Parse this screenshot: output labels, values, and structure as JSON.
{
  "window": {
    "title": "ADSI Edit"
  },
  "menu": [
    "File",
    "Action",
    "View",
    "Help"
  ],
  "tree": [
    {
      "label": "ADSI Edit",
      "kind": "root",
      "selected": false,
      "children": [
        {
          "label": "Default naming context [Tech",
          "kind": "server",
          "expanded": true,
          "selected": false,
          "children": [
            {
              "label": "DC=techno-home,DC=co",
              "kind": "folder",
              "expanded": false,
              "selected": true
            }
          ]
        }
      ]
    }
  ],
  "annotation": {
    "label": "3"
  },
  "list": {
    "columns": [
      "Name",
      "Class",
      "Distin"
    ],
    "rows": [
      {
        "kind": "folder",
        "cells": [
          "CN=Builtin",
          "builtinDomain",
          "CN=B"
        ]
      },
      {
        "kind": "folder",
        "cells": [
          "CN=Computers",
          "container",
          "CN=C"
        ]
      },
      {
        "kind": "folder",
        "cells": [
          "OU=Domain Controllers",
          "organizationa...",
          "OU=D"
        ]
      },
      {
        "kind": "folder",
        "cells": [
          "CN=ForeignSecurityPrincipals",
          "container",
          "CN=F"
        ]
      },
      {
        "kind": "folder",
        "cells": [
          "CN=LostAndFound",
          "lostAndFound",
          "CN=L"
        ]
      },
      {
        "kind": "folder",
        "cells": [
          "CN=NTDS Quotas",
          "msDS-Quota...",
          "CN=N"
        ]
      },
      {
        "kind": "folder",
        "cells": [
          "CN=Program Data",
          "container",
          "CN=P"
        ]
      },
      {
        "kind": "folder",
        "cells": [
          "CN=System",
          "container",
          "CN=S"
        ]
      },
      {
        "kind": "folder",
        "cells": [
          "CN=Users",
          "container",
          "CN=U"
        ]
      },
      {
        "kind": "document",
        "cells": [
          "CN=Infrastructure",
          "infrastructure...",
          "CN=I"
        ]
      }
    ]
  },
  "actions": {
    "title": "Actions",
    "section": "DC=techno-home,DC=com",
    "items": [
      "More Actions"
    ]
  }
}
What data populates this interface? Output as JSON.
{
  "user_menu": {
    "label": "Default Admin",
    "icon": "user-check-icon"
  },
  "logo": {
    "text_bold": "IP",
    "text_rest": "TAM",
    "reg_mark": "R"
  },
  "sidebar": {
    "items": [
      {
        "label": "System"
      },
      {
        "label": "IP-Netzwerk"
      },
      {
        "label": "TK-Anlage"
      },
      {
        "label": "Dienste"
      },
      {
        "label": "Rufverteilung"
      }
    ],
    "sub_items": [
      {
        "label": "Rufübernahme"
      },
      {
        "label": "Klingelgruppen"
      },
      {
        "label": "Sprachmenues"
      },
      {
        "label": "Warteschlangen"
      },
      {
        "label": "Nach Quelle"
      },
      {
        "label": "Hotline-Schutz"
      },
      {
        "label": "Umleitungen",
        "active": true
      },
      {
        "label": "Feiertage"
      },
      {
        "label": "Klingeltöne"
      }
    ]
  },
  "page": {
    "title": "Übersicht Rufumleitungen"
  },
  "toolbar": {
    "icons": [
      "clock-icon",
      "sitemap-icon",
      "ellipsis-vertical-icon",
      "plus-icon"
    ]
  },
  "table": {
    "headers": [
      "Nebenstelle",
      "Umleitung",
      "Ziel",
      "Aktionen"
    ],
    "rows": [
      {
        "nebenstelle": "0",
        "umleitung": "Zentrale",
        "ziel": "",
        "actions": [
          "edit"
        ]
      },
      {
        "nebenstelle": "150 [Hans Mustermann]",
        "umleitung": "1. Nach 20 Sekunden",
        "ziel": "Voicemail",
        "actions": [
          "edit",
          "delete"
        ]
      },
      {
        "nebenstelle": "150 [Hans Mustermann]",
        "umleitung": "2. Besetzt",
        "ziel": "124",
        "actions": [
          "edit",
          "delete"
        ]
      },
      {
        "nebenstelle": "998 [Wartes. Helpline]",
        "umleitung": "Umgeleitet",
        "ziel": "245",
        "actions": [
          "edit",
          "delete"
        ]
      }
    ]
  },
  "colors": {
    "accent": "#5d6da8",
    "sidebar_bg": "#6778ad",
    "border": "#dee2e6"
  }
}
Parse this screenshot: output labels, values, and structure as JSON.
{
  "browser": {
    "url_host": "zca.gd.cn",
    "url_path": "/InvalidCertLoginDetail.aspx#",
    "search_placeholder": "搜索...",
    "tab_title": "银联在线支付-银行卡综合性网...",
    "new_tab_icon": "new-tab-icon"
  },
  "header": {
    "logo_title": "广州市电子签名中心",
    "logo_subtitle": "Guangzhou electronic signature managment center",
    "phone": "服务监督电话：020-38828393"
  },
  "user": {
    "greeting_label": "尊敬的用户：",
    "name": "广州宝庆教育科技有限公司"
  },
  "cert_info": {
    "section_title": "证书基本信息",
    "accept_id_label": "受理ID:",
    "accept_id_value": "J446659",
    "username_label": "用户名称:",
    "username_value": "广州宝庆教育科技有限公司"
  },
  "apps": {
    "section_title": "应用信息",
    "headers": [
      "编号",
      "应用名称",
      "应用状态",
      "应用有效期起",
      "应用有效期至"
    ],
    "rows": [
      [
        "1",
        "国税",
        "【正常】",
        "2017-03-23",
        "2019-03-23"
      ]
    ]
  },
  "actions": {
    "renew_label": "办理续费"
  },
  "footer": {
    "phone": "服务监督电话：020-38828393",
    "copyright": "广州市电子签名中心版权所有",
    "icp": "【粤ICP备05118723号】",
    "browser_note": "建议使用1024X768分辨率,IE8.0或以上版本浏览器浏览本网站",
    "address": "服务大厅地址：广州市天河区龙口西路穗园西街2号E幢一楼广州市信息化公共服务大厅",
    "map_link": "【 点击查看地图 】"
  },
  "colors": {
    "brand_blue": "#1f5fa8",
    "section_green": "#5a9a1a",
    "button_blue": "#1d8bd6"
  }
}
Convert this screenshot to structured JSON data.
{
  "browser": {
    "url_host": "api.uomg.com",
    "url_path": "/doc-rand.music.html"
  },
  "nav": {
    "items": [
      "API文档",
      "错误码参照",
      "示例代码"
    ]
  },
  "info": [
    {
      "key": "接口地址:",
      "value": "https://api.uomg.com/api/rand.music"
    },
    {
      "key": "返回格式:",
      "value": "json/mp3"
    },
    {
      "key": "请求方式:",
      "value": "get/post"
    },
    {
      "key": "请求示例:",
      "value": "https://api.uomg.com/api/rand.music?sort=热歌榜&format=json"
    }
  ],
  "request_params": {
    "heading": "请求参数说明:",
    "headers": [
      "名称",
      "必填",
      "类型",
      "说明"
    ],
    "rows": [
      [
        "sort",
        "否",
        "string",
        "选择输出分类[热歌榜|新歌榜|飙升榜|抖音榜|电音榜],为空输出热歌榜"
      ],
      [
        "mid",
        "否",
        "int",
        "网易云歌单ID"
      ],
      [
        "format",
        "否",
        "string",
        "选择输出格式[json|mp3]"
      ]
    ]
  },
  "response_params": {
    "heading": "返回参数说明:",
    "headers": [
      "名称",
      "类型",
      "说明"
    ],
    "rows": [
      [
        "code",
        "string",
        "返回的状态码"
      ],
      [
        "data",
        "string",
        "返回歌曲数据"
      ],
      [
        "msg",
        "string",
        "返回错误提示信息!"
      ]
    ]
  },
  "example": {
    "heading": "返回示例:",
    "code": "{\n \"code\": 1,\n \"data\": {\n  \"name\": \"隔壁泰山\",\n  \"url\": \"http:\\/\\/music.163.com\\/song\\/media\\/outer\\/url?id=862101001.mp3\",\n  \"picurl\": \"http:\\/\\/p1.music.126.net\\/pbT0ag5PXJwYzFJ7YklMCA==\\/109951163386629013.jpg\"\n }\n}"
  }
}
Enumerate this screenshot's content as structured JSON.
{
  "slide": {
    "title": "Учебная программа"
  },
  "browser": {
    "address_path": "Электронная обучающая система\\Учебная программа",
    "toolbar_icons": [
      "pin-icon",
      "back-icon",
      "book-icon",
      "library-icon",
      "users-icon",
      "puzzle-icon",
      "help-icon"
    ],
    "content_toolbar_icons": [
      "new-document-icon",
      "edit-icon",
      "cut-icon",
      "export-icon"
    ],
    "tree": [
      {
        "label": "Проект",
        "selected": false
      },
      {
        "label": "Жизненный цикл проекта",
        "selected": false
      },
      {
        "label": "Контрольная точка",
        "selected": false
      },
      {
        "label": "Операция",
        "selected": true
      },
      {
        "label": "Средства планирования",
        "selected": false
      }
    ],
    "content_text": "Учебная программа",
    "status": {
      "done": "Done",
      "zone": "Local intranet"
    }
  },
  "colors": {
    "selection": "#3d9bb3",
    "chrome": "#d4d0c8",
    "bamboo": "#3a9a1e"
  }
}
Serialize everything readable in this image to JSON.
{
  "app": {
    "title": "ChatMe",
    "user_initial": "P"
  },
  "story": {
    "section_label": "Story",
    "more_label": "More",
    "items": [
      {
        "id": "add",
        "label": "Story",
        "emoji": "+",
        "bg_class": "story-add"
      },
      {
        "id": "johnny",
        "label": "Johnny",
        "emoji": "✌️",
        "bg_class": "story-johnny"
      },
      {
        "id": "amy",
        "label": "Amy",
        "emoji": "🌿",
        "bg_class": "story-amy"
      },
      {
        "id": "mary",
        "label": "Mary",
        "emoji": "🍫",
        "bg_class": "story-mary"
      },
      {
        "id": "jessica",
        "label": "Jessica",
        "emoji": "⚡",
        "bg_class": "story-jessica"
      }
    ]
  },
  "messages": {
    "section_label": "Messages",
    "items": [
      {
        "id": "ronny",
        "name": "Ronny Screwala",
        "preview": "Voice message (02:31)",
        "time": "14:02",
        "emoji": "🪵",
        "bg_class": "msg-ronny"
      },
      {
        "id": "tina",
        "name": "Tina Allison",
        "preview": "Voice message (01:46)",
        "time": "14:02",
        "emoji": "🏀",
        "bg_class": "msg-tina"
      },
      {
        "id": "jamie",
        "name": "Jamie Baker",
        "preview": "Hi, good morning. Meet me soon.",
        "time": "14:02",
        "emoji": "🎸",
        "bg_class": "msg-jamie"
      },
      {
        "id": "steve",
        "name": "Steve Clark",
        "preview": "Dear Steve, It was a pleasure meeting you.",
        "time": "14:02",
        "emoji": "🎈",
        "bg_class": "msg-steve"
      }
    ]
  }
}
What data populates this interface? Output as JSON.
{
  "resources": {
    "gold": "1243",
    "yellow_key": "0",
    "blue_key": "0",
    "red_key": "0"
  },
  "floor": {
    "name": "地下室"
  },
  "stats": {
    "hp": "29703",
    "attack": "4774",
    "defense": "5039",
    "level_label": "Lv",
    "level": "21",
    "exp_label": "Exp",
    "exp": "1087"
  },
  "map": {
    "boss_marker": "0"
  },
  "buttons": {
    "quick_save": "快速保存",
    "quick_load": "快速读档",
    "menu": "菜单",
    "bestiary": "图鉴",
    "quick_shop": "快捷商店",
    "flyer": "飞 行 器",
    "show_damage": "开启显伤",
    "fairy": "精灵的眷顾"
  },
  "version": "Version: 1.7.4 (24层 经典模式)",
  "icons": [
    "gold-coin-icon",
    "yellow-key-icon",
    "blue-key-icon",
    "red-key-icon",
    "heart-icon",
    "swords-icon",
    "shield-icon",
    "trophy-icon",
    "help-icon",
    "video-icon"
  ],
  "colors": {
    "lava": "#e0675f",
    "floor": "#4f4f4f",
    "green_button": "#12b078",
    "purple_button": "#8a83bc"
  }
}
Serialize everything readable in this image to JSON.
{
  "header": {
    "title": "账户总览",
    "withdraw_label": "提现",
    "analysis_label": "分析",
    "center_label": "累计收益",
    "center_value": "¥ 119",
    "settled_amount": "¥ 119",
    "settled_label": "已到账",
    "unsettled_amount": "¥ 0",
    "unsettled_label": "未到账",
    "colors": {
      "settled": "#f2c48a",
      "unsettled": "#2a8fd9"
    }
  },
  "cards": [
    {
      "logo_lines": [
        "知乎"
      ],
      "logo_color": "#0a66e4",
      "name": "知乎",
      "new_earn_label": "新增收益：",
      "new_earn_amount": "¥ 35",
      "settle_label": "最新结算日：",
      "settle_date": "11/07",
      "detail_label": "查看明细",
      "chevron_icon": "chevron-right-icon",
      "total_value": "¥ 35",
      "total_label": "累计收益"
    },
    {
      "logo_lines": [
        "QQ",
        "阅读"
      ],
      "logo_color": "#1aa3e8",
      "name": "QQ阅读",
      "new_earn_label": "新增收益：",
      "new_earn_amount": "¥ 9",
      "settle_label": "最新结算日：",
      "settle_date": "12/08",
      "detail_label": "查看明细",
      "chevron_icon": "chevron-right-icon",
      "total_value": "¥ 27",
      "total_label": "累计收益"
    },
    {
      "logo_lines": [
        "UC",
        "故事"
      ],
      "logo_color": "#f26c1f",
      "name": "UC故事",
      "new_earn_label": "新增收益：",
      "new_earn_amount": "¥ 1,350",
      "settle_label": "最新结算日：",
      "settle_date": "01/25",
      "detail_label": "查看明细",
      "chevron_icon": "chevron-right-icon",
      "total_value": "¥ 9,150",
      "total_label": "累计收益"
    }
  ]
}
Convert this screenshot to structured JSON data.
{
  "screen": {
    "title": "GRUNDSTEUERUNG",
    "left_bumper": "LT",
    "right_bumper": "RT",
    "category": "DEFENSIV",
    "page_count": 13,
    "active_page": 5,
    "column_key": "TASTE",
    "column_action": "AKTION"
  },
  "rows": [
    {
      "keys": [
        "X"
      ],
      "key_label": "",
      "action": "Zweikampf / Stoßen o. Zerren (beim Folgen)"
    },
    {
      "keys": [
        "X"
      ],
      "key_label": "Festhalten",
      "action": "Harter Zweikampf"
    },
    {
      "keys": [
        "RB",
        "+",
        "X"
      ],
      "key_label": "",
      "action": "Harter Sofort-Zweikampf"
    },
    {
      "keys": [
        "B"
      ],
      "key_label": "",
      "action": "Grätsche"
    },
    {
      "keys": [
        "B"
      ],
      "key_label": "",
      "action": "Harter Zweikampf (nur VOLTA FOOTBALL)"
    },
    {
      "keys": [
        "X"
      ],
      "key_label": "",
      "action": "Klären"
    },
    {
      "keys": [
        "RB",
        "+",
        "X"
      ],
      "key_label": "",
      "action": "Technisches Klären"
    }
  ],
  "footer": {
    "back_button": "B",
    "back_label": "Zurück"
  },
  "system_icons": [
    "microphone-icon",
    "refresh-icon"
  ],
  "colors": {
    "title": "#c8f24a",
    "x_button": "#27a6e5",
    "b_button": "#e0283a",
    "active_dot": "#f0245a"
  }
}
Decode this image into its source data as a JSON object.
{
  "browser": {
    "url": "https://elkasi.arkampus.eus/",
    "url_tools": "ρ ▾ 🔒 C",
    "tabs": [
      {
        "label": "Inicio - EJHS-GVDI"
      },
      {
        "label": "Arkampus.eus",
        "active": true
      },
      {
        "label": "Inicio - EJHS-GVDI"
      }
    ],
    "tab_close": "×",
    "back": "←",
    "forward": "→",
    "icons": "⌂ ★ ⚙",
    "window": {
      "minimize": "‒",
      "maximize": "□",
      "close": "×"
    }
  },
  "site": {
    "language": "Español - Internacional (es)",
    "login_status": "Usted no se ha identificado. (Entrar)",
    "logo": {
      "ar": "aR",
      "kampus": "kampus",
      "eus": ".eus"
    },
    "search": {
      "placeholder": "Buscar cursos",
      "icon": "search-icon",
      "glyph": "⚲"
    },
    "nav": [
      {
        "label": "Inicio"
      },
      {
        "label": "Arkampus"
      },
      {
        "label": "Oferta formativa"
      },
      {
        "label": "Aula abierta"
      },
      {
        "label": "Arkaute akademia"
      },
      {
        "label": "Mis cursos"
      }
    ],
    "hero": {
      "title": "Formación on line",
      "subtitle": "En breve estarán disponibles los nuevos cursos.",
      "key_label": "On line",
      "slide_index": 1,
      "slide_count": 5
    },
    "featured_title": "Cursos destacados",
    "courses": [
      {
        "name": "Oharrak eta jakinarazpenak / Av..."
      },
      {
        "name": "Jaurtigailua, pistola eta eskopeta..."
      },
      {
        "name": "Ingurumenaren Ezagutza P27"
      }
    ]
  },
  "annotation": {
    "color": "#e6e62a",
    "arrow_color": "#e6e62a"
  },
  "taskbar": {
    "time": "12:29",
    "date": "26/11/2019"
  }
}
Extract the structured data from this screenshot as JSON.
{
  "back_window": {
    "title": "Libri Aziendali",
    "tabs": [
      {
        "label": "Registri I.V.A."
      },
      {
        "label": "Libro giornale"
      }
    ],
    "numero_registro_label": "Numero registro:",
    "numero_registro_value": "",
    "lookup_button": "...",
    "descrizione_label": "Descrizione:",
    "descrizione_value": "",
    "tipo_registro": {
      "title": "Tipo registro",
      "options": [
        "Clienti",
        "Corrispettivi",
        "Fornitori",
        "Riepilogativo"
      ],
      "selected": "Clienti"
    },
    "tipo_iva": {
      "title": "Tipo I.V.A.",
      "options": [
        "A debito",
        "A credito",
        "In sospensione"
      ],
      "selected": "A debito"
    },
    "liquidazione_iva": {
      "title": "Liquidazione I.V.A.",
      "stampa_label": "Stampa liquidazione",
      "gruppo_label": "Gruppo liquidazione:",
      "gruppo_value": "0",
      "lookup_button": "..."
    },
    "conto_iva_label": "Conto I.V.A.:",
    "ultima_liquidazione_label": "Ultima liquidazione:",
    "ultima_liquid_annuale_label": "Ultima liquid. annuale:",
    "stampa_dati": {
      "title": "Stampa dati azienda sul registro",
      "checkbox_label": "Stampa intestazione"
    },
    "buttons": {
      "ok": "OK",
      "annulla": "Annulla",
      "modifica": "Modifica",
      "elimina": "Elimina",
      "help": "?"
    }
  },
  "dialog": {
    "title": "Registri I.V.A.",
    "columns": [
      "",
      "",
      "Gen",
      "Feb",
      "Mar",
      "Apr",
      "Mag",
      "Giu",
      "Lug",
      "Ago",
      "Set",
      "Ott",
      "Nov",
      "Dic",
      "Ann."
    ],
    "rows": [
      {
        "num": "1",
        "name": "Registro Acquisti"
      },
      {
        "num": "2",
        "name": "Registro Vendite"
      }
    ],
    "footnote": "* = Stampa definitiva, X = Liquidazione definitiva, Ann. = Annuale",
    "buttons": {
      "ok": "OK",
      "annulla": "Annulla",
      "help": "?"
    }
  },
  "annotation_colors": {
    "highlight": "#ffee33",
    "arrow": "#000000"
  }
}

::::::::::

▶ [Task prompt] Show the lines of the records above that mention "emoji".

▶ [Response to this task]
        "emoji": "+",
        "emoji": "✌️",
        "emoji": "🌿",
        "emoji": "🍫",
        "emoji": "⚡",
        "emoji": "🪵",
        "emoji": "🏀",
        "emoji": "🎸",
        "emoji": "🎈",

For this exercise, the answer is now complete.